*** Listed records ***

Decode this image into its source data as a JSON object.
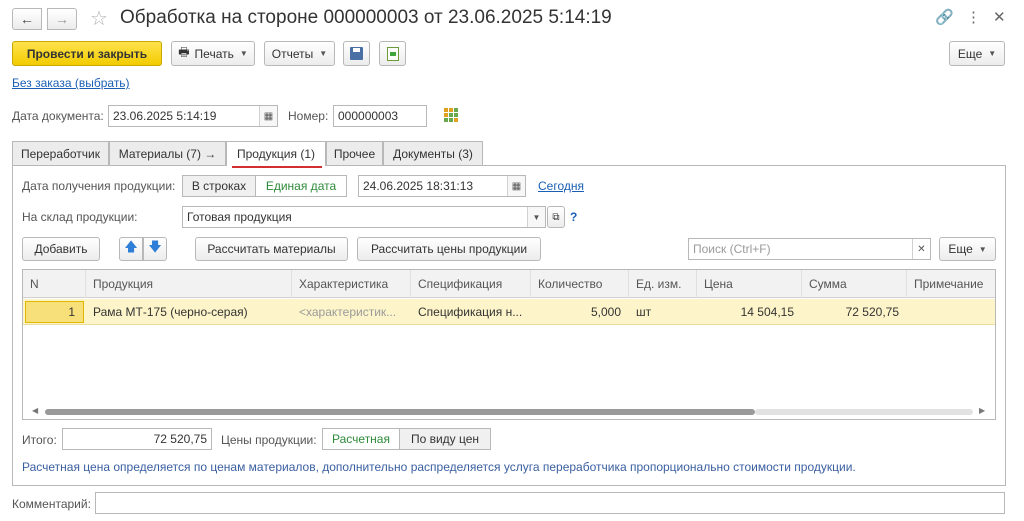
{
  "window": {
    "title": "Обработка на стороне 000000003 от 23.06.2025 5:14:19"
  },
  "toolbar": {
    "post_close": "Провести и закрыть",
    "print": "Печать",
    "reports": "Отчеты",
    "more": "Еще"
  },
  "order_link": "Без заказа (выбрать)",
  "doc": {
    "date_label": "Дата документа:",
    "date_value": "23.06.2025  5:14:19",
    "number_label": "Номер:",
    "number_value": "000000003"
  },
  "tabs": [
    {
      "label": "Переработчик"
    },
    {
      "label": "Материалы (7) →"
    },
    {
      "label": "Продукция (1)"
    },
    {
      "label": "Прочее"
    },
    {
      "label": "Документы (3)"
    }
  ],
  "product": {
    "receive_date_label": "Дата получения продукции:",
    "mode_rows": "В строках",
    "mode_single": "Единая дата",
    "receive_date_value": "24.06.2025 18:31:13",
    "today_link": "Сегодня",
    "warehouse_label": "На склад продукции:",
    "warehouse_value": "Готовая продукция",
    "help": "?"
  },
  "table_toolbar": {
    "add": "Добавить",
    "calc_materials": "Рассчитать материалы",
    "calc_prices": "Рассчитать цены продукции",
    "search_placeholder": "Поиск (Ctrl+F)",
    "more": "Еще"
  },
  "table": {
    "columns": [
      "N",
      "Продукция",
      "Характеристика",
      "Спецификация",
      "Количество",
      "Ед. изм.",
      "Цена",
      "Сумма",
      "Примечание"
    ],
    "rows": [
      {
        "n": "1",
        "product": "Рама МТ-175 (черно-серая)",
        "characteristic": "<характеристик...",
        "spec": "Спецификация н...",
        "qty": "5,000",
        "unit": "шт",
        "price": "14 504,15",
        "sum": "72 520,75",
        "note": ""
      }
    ]
  },
  "totals": {
    "total_label": "Итого:",
    "total_value": "72 520,75",
    "prices_label": "Цены продукции:",
    "price_calc": "Расчетная",
    "price_kind": "По виду цен"
  },
  "note": "Расчетная цена определяется по ценам материалов, дополнительно распределяется услуга переработчика пропорционально стоимости продукции.",
  "comment_label": "Комментарий:",
  "colors": {
    "primary_button": "#f5d300",
    "link": "#1a5fb4",
    "selected_row": "#fdf5c9",
    "active_tab_underline": "#d32f2f",
    "toggle_active_text": "#2e8b3a"
  }
}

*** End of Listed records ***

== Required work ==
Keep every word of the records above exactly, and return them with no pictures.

== Answer area ==
Decode this image into its source data as a JSON object.
{
  "window": {
    "title": "Обработка на стороне 000000003 от 23.06.2025 5:14:19"
  },
  "toolbar": {
    "post_close": "Провести и закрыть",
    "print": "Печать",
    "reports": "Отчеты",
    "more": "Еще"
  },
  "order_link": "Без заказа (выбрать)",
  "doc": {
    "date_label": "Дата документа:",
    "date_value": "23.06.2025  5:14:19",
    "number_label": "Номер:",
    "number_value": "000000003"
  },
  "tabs": [
    {
      "label": "Переработчик"
    },
    {
      "label": "Материалы (7) →"
    },
    {
      "label": "Продукция (1)"
    },
    {
      "label": "Прочее"
    },
    {
      "label": "Документы (3)"
    }
  ],
  "product": {
    "receive_date_label": "Дата получения продукции:",
    "mode_rows": "В строках",
    "mode_single": "Единая дата",
    "receive_date_value": "24.06.2025 18:31:13",
    "today_link": "Сегодня",
    "warehouse_label": "На склад продукции:",
    "warehouse_value": "Готовая продукция",
    "help": "?"
  },
  "table_toolbar": {
    "add": "Добавить",
    "calc_materials": "Рассчитать материалы",
    "calc_prices": "Рассчитать цены продукции",
    "search_placeholder": "Поиск (Ctrl+F)",
    "more": "Еще"
  },
  "table": {
    "columns": [
      "N",
      "Продукция",
      "Характеристика",
      "Спецификация",
      "Количество",
      "Ед. изм.",
      "Цена",
      "Сумма",
      "Примечание"
    ],
    "rows": [
      {
        "n": "1",
        "product": "Рама МТ-175 (черно-серая)",
        "characteristic": "<характеристик...",
        "spec": "Спецификация н...",
        "qty": "5,000",
        "unit": "шт",
        "price": "14 504,15",
        "sum": "72 520,75",
        "note": ""
      }
    ]
  },
  "totals": {
    "total_label": "Итого:",
    "total_value": "72 520,75",
    "prices_label": "Цены продукции:",
    "price_calc": "Расчетная",
    "price_kind": "По виду цен"
  },
  "note": "Расчетная цена определяется по ценам материалов, дополнительно распределяется услуга переработчика пропорционально стоимости продукции.",
  "comment_label": "Комментарий:",
  "colors": {
    "primary_button": "#f5d300",
    "link": "#1a5fb4",
    "selected_row": "#fdf5c9",
    "active_tab_underline": "#d32f2f",
    "toggle_active_text": "#2e8b3a"
  }
}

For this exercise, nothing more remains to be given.